— Task prompt —
Exactly as written, output each of the entries below.

Records from a collection:
**********

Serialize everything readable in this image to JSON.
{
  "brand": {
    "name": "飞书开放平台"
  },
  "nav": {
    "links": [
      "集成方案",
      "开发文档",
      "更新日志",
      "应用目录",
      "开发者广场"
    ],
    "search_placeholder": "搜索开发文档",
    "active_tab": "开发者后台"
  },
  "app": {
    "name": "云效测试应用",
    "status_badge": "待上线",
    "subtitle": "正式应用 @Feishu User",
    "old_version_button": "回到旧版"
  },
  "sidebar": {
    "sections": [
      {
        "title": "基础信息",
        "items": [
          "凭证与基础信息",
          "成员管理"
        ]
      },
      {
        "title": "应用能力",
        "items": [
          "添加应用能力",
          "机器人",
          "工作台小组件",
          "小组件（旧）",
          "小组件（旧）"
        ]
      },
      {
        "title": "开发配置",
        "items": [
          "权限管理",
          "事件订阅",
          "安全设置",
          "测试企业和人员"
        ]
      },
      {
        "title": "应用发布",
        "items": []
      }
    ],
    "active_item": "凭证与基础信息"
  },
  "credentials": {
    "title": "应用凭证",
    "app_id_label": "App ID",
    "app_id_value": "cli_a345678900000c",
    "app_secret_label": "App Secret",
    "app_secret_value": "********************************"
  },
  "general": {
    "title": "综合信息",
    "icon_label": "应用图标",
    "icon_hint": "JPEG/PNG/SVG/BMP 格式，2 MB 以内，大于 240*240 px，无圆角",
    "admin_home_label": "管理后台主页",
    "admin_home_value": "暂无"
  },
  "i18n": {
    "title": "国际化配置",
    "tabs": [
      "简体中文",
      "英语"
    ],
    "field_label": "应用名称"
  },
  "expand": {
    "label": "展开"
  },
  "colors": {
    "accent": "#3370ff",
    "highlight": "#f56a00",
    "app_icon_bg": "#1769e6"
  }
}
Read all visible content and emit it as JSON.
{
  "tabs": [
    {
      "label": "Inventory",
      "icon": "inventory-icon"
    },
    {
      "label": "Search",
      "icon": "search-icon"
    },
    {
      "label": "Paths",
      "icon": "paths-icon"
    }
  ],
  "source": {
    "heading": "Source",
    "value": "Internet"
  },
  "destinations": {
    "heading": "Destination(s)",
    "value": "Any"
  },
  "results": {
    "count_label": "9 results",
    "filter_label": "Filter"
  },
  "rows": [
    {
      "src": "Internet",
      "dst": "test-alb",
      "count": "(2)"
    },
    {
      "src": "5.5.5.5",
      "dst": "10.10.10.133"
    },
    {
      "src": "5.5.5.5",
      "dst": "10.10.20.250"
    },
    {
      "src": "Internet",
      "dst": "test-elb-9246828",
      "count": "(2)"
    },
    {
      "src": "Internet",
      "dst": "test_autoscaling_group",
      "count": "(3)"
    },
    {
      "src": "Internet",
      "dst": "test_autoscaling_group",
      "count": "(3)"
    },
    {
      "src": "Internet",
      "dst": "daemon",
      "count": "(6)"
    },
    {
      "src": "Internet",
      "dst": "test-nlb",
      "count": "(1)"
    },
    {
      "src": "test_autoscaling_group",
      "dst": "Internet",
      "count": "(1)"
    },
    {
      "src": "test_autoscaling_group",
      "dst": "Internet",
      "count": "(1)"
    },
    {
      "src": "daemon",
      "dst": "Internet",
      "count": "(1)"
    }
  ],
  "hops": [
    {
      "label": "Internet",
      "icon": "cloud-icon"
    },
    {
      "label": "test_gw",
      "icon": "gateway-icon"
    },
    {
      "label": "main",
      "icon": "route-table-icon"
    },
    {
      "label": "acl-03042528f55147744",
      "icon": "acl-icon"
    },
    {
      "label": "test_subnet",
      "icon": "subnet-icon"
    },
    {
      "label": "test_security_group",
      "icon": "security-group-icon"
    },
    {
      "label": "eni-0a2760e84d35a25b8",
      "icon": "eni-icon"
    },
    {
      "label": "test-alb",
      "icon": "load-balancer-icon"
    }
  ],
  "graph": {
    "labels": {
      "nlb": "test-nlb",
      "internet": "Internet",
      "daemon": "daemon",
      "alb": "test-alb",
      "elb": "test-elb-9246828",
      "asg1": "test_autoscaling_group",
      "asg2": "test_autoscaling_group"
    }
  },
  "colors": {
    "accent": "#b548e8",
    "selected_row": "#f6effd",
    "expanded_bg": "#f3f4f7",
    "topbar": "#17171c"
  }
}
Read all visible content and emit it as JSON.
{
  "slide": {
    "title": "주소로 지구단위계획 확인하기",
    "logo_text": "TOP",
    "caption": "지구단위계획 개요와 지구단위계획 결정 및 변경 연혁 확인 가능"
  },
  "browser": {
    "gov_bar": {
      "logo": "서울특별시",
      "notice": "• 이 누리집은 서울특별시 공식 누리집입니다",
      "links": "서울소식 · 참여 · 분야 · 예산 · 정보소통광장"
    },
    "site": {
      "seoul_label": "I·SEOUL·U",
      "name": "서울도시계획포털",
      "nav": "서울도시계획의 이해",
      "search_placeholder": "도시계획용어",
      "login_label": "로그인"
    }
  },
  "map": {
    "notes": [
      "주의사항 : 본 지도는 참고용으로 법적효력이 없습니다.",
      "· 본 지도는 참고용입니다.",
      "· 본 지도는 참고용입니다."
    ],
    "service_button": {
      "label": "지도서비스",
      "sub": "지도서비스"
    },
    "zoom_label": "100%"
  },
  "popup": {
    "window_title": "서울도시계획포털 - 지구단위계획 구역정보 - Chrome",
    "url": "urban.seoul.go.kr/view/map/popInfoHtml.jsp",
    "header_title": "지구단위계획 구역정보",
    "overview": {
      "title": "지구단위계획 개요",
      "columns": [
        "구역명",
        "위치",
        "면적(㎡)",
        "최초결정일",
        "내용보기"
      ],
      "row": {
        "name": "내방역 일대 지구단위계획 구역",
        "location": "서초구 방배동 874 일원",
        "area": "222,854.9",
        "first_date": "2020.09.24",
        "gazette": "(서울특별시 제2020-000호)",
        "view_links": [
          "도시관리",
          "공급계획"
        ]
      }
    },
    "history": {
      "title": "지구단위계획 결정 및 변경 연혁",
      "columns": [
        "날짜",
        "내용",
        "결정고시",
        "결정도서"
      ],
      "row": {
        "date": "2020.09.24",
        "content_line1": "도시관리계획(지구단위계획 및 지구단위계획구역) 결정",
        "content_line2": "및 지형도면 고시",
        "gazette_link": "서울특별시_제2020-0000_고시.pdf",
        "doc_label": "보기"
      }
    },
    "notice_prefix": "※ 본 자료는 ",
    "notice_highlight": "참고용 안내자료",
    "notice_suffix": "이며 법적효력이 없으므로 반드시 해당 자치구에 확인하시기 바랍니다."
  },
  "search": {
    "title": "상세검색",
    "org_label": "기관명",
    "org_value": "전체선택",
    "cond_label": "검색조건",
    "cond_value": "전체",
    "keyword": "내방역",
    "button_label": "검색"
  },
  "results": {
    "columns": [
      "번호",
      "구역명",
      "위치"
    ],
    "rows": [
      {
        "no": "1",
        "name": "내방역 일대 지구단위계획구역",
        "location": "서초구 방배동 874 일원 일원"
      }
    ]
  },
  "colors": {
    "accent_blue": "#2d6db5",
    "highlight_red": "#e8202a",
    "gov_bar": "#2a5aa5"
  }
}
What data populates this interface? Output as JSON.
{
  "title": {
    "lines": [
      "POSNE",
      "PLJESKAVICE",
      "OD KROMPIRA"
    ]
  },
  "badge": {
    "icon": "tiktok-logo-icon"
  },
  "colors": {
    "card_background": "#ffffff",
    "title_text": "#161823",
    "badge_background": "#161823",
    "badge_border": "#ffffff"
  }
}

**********

— Solution to this problem —
Serialize everything readable in this image to JSON.
{
  "brand": {
    "name": "飞书开放平台"
  },
  "nav": {
    "links": [
      "集成方案",
      "开发文档",
      "更新日志",
      "应用目录",
      "开发者广场"
    ],
    "search_placeholder": "搜索开发文档",
    "active_tab": "开发者后台"
  },
  "app": {
    "name": "云效测试应用",
    "status_badge": "待上线",
    "subtitle": "正式应用 @Feishu User",
    "old_version_button": "回到旧版"
  },
  "sidebar": {
    "sections": [
      {
        "title": "基础信息",
        "items": [
          "凭证与基础信息",
          "成员管理"
        ]
      },
      {
        "title": "应用能力",
        "items": [
          "添加应用能力",
          "机器人",
          "工作台小组件",
          "小组件（旧）",
          "小组件（旧）"
        ]
      },
      {
        "title": "开发配置",
        "items": [
          "权限管理",
          "事件订阅",
          "安全设置",
          "测试企业和人员"
        ]
      },
      {
        "title": "应用发布",
        "items": []
      }
    ],
    "active_item": "凭证与基础信息"
  },
  "credentials": {
    "title": "应用凭证",
    "app_id_label": "App ID",
    "app_id_value": "cli_a345678900000c",
    "app_secret_label": "App Secret",
    "app_secret_value": "********************************"
  },
  "general": {
    "title": "综合信息",
    "icon_label": "应用图标",
    "icon_hint": "JPEG/PNG/SVG/BMP 格式，2 MB 以内，大于 240*240 px，无圆角",
    "admin_home_label": "管理后台主页",
    "admin_home_value": "暂无"
  },
  "i18n": {
    "title": "国际化配置",
    "tabs": [
      "简体中文",
      "英语"
    ],
    "field_label": "应用名称"
  },
  "expand": {
    "label": "展开"
  },
  "colors": {
    "accent": "#3370ff",
    "highlight": "#f56a00",
    "app_icon_bg": "#1769e6"
  }
}
Read all visible content and emit it as JSON.
{
  "tabs": [
    {
      "label": "Inventory",
      "icon": "inventory-icon"
    },
    {
      "label": "Search",
      "icon": "search-icon"
    },
    {
      "label": "Paths",
      "icon": "paths-icon"
    }
  ],
  "source": {
    "heading": "Source",
    "value": "Internet"
  },
  "destinations": {
    "heading": "Destination(s)",
    "value": "Any"
  },
  "results": {
    "count_label": "9 results",
    "filter_label": "Filter"
  },
  "rows": [
    {
      "src": "Internet",
      "dst": "test-alb",
      "count": "(2)"
    },
    {
      "src": "5.5.5.5",
      "dst": "10.10.10.133"
    },
    {
      "src": "5.5.5.5",
      "dst": "10.10.20.250"
    },
    {
      "src": "Internet",
      "dst": "test-elb-9246828",
      "count": "(2)"
    },
    {
      "src": "Internet",
      "dst": "test_autoscaling_group",
      "count": "(3)"
    },
    {
      "src": "Internet",
      "dst": "test_autoscaling_group",
      "count": "(3)"
    },
    {
      "src": "Internet",
      "dst": "daemon",
      "count": "(6)"
    },
    {
      "src": "Internet",
      "dst": "test-nlb",
      "count": "(1)"
    },
    {
      "src": "test_autoscaling_group",
      "dst": "Internet",
      "count": "(1)"
    },
    {
      "src": "test_autoscaling_group",
      "dst": "Internet",
      "count": "(1)"
    },
    {
      "src": "daemon",
      "dst": "Internet",
      "count": "(1)"
    }
  ],
  "hops": [
    {
      "label": "Internet",
      "icon": "cloud-icon"
    },
    {
      "label": "test_gw",
      "icon": "gateway-icon"
    },
    {
      "label": "main",
      "icon": "route-table-icon"
    },
    {
      "label": "acl-03042528f55147744",
      "icon": "acl-icon"
    },
    {
      "label": "test_subnet",
      "icon": "subnet-icon"
    },
    {
      "label": "test_security_group",
      "icon": "security-group-icon"
    },
    {
      "label": "eni-0a2760e84d35a25b8",
      "icon": "eni-icon"
    },
    {
      "label": "test-alb",
      "icon": "load-balancer-icon"
    }
  ],
  "graph": {
    "labels": {
      "nlb": "test-nlb",
      "internet": "Internet",
      "daemon": "daemon",
      "alb": "test-alb",
      "elb": "test-elb-9246828",
      "asg1": "test_autoscaling_group",
      "asg2": "test_autoscaling_group"
    }
  },
  "colors": {
    "accent": "#b548e8",
    "selected_row": "#f6effd",
    "expanded_bg": "#f3f4f7",
    "topbar": "#17171c"
  }
}
Read all visible content and emit it as JSON.
{
  "slide": {
    "title": "주소로 지구단위계획 확인하기",
    "logo_text": "TOP",
    "caption": "지구단위계획 개요와 지구단위계획 결정 및 변경 연혁 확인 가능"
  },
  "browser": {
    "gov_bar": {
      "logo": "서울특별시",
      "notice": "• 이 누리집은 서울특별시 공식 누리집입니다",
      "links": "서울소식 · 참여 · 분야 · 예산 · 정보소통광장"
    },
    "site": {
      "seoul_label": "I·SEOUL·U",
      "name": "서울도시계획포털",
      "nav": "서울도시계획의 이해",
      "search_placeholder": "도시계획용어",
      "login_label": "로그인"
    }
  },
  "map": {
    "notes": [
      "주의사항 : 본 지도는 참고용으로 법적효력이 없습니다.",
      "· 본 지도는 참고용입니다.",
      "· 본 지도는 참고용입니다."
    ],
    "service_button": {
      "label": "지도서비스",
      "sub": "지도서비스"
    },
    "zoom_label": "100%"
  },
  "popup": {
    "window_title": "서울도시계획포털 - 지구단위계획 구역정보 - Chrome",
    "url": "urban.seoul.go.kr/view/map/popInfoHtml.jsp",
    "header_title": "지구단위계획 구역정보",
    "overview": {
      "title": "지구단위계획 개요",
      "columns": [
        "구역명",
        "위치",
        "면적(㎡)",
        "최초결정일",
        "내용보기"
      ],
      "row": {
        "name": "내방역 일대 지구단위계획 구역",
        "location": "서초구 방배동 874 일원",
        "area": "222,854.9",
        "first_date": "2020.09.24",
        "gazette": "(서울특별시 제2020-000호)",
        "view_links": [
          "도시관리",
          "공급계획"
        ]
      }
    },
    "history": {
      "title": "지구단위계획 결정 및 변경 연혁",
      "columns": [
        "날짜",
        "내용",
        "결정고시",
        "결정도서"
      ],
      "row": {
        "date": "2020.09.24",
        "content_line1": "도시관리계획(지구단위계획 및 지구단위계획구역) 결정",
        "content_line2": "및 지형도면 고시",
        "gazette_link": "서울특별시_제2020-0000_고시.pdf",
        "doc_label": "보기"
      }
    },
    "notice_prefix": "※ 본 자료는 ",
    "notice_highlight": "참고용 안내자료",
    "notice_suffix": "이며 법적효력이 없으므로 반드시 해당 자치구에 확인하시기 바랍니다."
  },
  "search": {
    "title": "상세검색",
    "org_label": "기관명",
    "org_value": "전체선택",
    "cond_label": "검색조건",
    "cond_value": "전체",
    "keyword": "내방역",
    "button_label": "검색"
  },
  "results": {
    "columns": [
      "번호",
      "구역명",
      "위치"
    ],
    "rows": [
      {
        "no": "1",
        "name": "내방역 일대 지구단위계획구역",
        "location": "서초구 방배동 874 일원 일원"
      }
    ]
  },
  "colors": {
    "accent_blue": "#2d6db5",
    "highlight_red": "#e8202a",
    "gov_bar": "#2a5aa5"
  }
}
What data populates this interface? Output as JSON.
{
  "title": {
    "lines": [
      "POSNE",
      "PLJESKAVICE",
      "OD KROMPIRA"
    ]
  },
  "badge": {
    "icon": "tiktok-logo-icon"
  },
  "colors": {
    "card_background": "#ffffff",
    "title_text": "#161823",
    "badge_background": "#161823",
    "badge_border": "#ffffff"
  }
}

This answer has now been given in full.